Would you repeat every line of the material exactly?

Input for this task:
——

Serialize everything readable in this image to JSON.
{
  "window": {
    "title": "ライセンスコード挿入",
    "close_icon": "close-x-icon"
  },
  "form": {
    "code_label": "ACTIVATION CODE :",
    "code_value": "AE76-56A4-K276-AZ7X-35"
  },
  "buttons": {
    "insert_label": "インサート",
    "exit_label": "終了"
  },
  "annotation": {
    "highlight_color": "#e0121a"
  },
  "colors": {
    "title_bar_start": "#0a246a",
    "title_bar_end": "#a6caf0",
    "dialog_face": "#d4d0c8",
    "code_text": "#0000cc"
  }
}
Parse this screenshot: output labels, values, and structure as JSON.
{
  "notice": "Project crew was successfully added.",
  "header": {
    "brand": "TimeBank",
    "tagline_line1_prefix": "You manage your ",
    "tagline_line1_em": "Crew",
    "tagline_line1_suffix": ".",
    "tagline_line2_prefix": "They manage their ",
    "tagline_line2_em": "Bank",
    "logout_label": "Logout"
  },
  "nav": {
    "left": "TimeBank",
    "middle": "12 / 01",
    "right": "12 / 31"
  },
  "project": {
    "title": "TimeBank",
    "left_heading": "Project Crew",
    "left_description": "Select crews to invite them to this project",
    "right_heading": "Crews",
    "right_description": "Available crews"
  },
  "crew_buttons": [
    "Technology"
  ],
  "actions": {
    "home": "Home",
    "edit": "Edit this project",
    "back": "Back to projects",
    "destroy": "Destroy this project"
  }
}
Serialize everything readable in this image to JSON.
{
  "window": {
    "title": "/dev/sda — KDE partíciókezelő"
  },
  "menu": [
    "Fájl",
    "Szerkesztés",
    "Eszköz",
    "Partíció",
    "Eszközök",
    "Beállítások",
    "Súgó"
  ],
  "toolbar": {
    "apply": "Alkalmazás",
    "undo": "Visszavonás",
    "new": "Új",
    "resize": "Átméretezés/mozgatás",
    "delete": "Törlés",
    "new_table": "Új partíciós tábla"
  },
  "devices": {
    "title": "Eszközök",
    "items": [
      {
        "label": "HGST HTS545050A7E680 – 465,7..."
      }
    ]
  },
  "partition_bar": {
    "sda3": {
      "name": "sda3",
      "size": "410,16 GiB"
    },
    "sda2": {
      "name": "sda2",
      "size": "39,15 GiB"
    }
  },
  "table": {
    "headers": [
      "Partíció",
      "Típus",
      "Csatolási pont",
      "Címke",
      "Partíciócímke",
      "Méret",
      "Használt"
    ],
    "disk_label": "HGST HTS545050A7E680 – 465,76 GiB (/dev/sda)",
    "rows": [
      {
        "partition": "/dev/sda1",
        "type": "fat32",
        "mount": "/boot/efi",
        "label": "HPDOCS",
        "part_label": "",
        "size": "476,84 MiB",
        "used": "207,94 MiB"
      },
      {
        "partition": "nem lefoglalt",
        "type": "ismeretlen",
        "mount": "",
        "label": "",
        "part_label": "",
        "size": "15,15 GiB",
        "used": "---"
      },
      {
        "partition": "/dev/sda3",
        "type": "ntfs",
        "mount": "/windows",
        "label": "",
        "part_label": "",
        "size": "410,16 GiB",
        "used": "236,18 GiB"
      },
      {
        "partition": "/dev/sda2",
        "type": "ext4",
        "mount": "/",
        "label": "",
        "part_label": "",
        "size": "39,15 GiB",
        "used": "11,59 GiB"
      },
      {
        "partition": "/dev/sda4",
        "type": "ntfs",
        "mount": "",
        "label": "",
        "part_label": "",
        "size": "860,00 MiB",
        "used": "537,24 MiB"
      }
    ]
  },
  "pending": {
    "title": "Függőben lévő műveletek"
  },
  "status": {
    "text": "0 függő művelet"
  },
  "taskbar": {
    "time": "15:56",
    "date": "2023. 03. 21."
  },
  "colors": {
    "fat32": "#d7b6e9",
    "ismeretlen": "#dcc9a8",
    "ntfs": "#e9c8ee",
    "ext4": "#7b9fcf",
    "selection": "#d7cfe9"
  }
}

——

Exercise answer:
Serialize everything readable in this image to JSON.
{
  "window": {
    "title": "ライセンスコード挿入",
    "close_icon": "close-x-icon"
  },
  "form": {
    "code_label": "ACTIVATION CODE :",
    "code_value": "AE76-56A4-K276-AZ7X-35"
  },
  "buttons": {
    "insert_label": "インサート",
    "exit_label": "終了"
  },
  "annotation": {
    "highlight_color": "#e0121a"
  },
  "colors": {
    "title_bar_start": "#0a246a",
    "title_bar_end": "#a6caf0",
    "dialog_face": "#d4d0c8",
    "code_text": "#0000cc"
  }
}
Parse this screenshot: output labels, values, and structure as JSON.
{
  "notice": "Project crew was successfully added.",
  "header": {
    "brand": "TimeBank",
    "tagline_line1_prefix": "You manage your ",
    "tagline_line1_em": "Crew",
    "tagline_line1_suffix": ".",
    "tagline_line2_prefix": "They manage their ",
    "tagline_line2_em": "Bank",
    "logout_label": "Logout"
  },
  "nav": {
    "left": "TimeBank",
    "middle": "12 / 01",
    "right": "12 / 31"
  },
  "project": {
    "title": "TimeBank",
    "left_heading": "Project Crew",
    "left_description": "Select crews to invite them to this project",
    "right_heading": "Crews",
    "right_description": "Available crews"
  },
  "crew_buttons": [
    "Technology"
  ],
  "actions": {
    "home": "Home",
    "edit": "Edit this project",
    "back": "Back to projects",
    "destroy": "Destroy this project"
  }
}
Serialize everything readable in this image to JSON.
{
  "window": {
    "title": "/dev/sda — KDE partíciókezelő"
  },
  "menu": [
    "Fájl",
    "Szerkesztés",
    "Eszköz",
    "Partíció",
    "Eszközök",
    "Beállítások",
    "Súgó"
  ],
  "toolbar": {
    "apply": "Alkalmazás",
    "undo": "Visszavonás",
    "new": "Új",
    "resize": "Átméretezés/mozgatás",
    "delete": "Törlés",
    "new_table": "Új partíciós tábla"
  },
  "devices": {
    "title": "Eszközök",
    "items": [
      {
        "label": "HGST HTS545050A7E680 – 465,7..."
      }
    ]
  },
  "partition_bar": {
    "sda3": {
      "name": "sda3",
      "size": "410,16 GiB"
    },
    "sda2": {
      "name": "sda2",
      "size": "39,15 GiB"
    }
  },
  "table": {
    "headers": [
      "Partíció",
      "Típus",
      "Csatolási pont",
      "Címke",
      "Partíciócímke",
      "Méret",
      "Használt"
    ],
    "disk_label": "HGST HTS545050A7E680 – 465,76 GiB (/dev/sda)",
    "rows": [
      {
        "partition": "/dev/sda1",
        "type": "fat32",
        "mount": "/boot/efi",
        "label": "HPDOCS",
        "part_label": "",
        "size": "476,84 MiB",
        "used": "207,94 MiB"
      },
      {
        "partition": "nem lefoglalt",
        "type": "ismeretlen",
        "mount": "",
        "label": "",
        "part_label": "",
        "size": "15,15 GiB",
        "used": "---"
      },
      {
        "partition": "/dev/sda3",
        "type": "ntfs",
        "mount": "/windows",
        "label": "",
        "part_label": "",
        "size": "410,16 GiB",
        "used": "236,18 GiB"
      },
      {
        "partition": "/dev/sda2",
        "type": "ext4",
        "mount": "/",
        "label": "",
        "part_label": "",
        "size": "39,15 GiB",
        "used": "11,59 GiB"
      },
      {
        "partition": "/dev/sda4",
        "type": "ntfs",
        "mount": "",
        "label": "",
        "part_label": "",
        "size": "860,00 MiB",
        "used": "537,24 MiB"
      }
    ]
  },
  "pending": {
    "title": "Függőben lévő műveletek"
  },
  "status": {
    "text": "0 függő művelet"
  },
  "taskbar": {
    "time": "15:56",
    "date": "2023. 03. 21."
  },
  "colors": {
    "fat32": "#d7b6e9",
    "ismeretlen": "#dcc9a8",
    "ntfs": "#e9c8ee",
    "ext4": "#7b9fcf",
    "selection": "#d7cfe9"
  }
}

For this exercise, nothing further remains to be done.